As technology and science become more and more advanced, new synthetic drugs are being invented, either to replace now-illegal drugs, or to “improve” on the high granted by old ones. Despite misconceptions to the contrary, synthetic drugs are just as illegal as any ‘natural’ drugs, and if you are caught with them, it will be just as difficult for you as it would be if you were caught with marijuana or mushrooms.
Synthetic Drugs Finding A Foothold
For good or ill, people continue to try and find new ways to alter their consciousness, and often fail to recognize that they can have very negative effects. The latest drug to hit South Florida is called ‘flakka,’ also known as gravel, and it has led to a string of bizarre crimes, including two separate attempted break-ins to the Fort Lauderdale Police Department, both with the explanation that the perpetrators were convinced “someone was chasing them.” Behavioral changes can take place within as little as three days of smoking flakka, and it can also be snorted or injected, which gets the drug into the bloodstream even more quickly.
Synthetic drugs are considered Schedule I drugs, meaning that there is little to no medical use for them, and it is possession and distribution of Schedule I drugs that is prosecuted most aggressively in Florida.
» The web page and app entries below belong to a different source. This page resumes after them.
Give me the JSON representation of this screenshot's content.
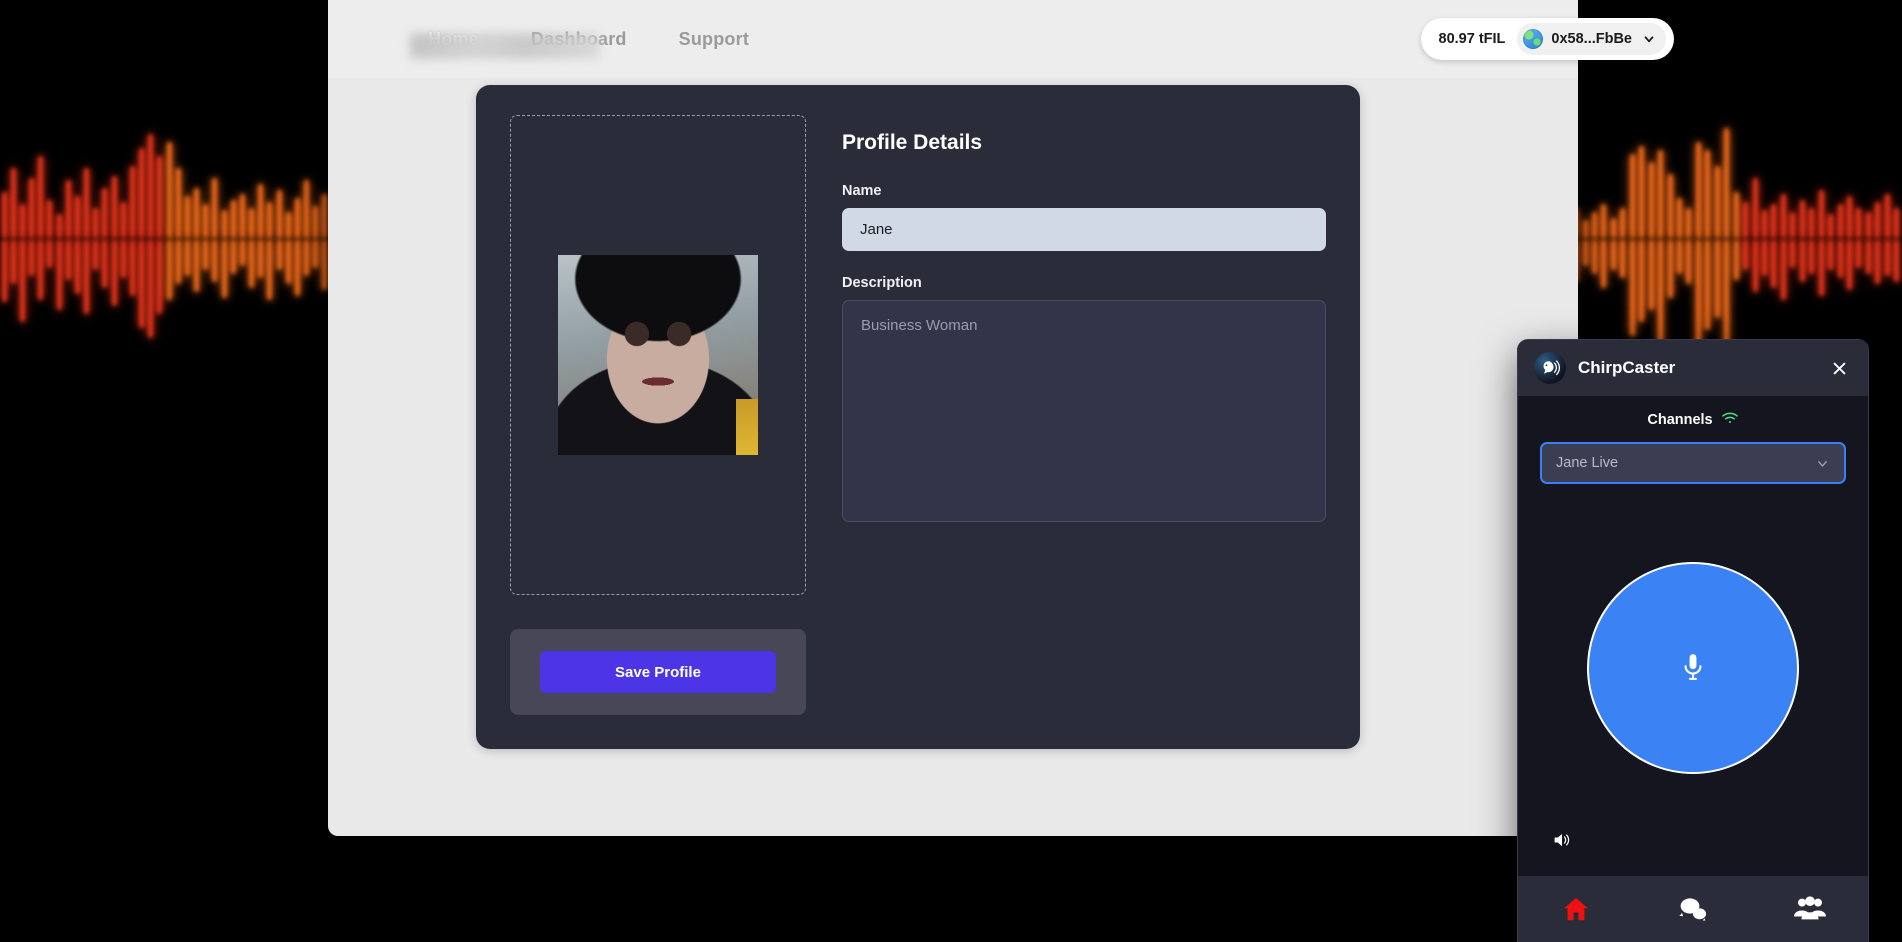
{
  "nav": {
    "links": [
      {
        "label": "Home",
        "active": true
      },
      {
        "label": "Dashboard",
        "active": false
      },
      {
        "label": "Support",
        "active": false
      }
    ]
  },
  "wallet": {
    "balance": "80.97 tFIL",
    "address": "0x58...FbBe",
    "globe_icon": "globe-icon",
    "caret_icon": "chevron-down-icon"
  },
  "profile": {
    "title": "Profile Details",
    "name_label": "Name",
    "name_value": "Jane",
    "name_placeholder": "Name",
    "description_label": "Description",
    "description_value": "",
    "description_placeholder": "Business Woman",
    "save_label": "Save Profile",
    "dropzone_name": "image-dropzone",
    "photo_alt": "profile-photo"
  },
  "chirpcaster": {
    "title": "ChirpCaster",
    "logo_icon": "bird-broadcast-icon",
    "close_icon": "close-icon",
    "channels_label": "Channels",
    "signal_icon": "wifi-icon",
    "channel_selected": "Jane Live",
    "channel_caret_icon": "chevron-down-icon",
    "mic_icon": "microphone-icon",
    "volume_icon": "speaker-icon",
    "nav": [
      {
        "icon": "home-icon",
        "name": "chirp-nav-home",
        "active": true
      },
      {
        "icon": "chat-bubbles-icon",
        "name": "chirp-nav-chat",
        "active": false
      },
      {
        "icon": "people-group-icon",
        "name": "chirp-nav-people",
        "active": false
      }
    ]
  },
  "colors": {
    "accent_purple": "#4b35e6",
    "accent_blue": "#3b82f5",
    "focus_blue": "#3b7ff5",
    "signal_green": "#4ade80",
    "nav_active_red": "#ee1111",
    "card_dark": "#2b2c3a",
    "widget_dark": "#14151f",
    "page_light": "#e9e9e9",
    "waveform_red": "#e8341b",
    "waveform_orange": "#f26a1b"
  },
  "waveform": {
    "left_up": [
      46,
      70,
      34,
      60,
      82,
      38,
      24,
      58,
      42,
      70,
      30,
      50,
      62,
      36,
      72,
      90,
      104,
      82,
      96,
      70,
      42,
      50,
      34,
      60,
      28,
      38,
      44,
      30,
      54,
      36,
      48,
      26,
      40,
      58,
      32,
      44
    ],
    "left_down": [
      62,
      44,
      82,
      36,
      60,
      28,
      70,
      40,
      54,
      74,
      30,
      48,
      66,
      38,
      56,
      88,
      98,
      74,
      60,
      44,
      36,
      52,
      30,
      42,
      58,
      34,
      26,
      48,
      38,
      60,
      30,
      44,
      56,
      36,
      28,
      50
    ],
    "right_up": [
      22,
      30,
      18,
      26,
      34,
      20,
      30,
      84,
      92,
      76,
      88,
      64,
      40,
      30,
      96,
      88,
      72,
      110,
      46,
      36,
      60,
      28,
      34,
      44,
      26,
      38,
      30,
      48,
      24,
      34,
      42,
      30,
      26,
      36,
      44,
      30
    ],
    "right_down": [
      30,
      42,
      26,
      34,
      48,
      30,
      38,
      96,
      82,
      70,
      104,
      58,
      34,
      44,
      108,
      90,
      78,
      124,
      40,
      30,
      52,
      36,
      48,
      60,
      28,
      42,
      34,
      56,
      30,
      38,
      50,
      28,
      34,
      44,
      36,
      42
    ]
  }
}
Whether the charge will be a misdemeanor or a felony depends on the amount of the drug that you are caught with – generally, over 3 grams will be a felony, while less than 3 grams will be a misdemeanor, though there are always exceptions.
What Are My Options?
If you have been charged with possession or distribution of synthetic drugs, you are facing a serious charge. Given Florida’s location and unofficial status as a drug capital, any drug case will be prosecuted seriously, but even misdemeanors have stiff penalties, carrying up to 1 year in jail, plus $1,000 in fines and costs and 1 year of probation. Felonies can carry $5,000 fines, plus probation and up to 5 years in prison. There is an amount of discretion that a judge can exercise, but it will depend on the facts of your situation.
It may be possible to assert a defense to a charge of drug possession. Depending on the facts, the evidence against you may have been gathered as a result of an illegal seizure. Another common defense is that you had no knowledge of the presence of drugs in your home or car; a prosecutor must prove that you had ‘dominion and control’ over the drugs before moving forward. It is important to keep in mind, also, that Florida has what is called the overdose defense – if you are experiencing an overdose and require medical attention, any evidence of drug possession gleaned from that medical attention cannot be used to prosecute you.
Call A West Palm Beach Drug Crimes Attorney
Drug crimes are serious, and if you have been charged with one, you need an experienced attorney who understands the stakes. The West Palm Beach drug crimes attorneys at Perlet, Shiner, Melchiorre & Walsh, P.A. are happy to work hard for you. Contact our offices today for personalized attention.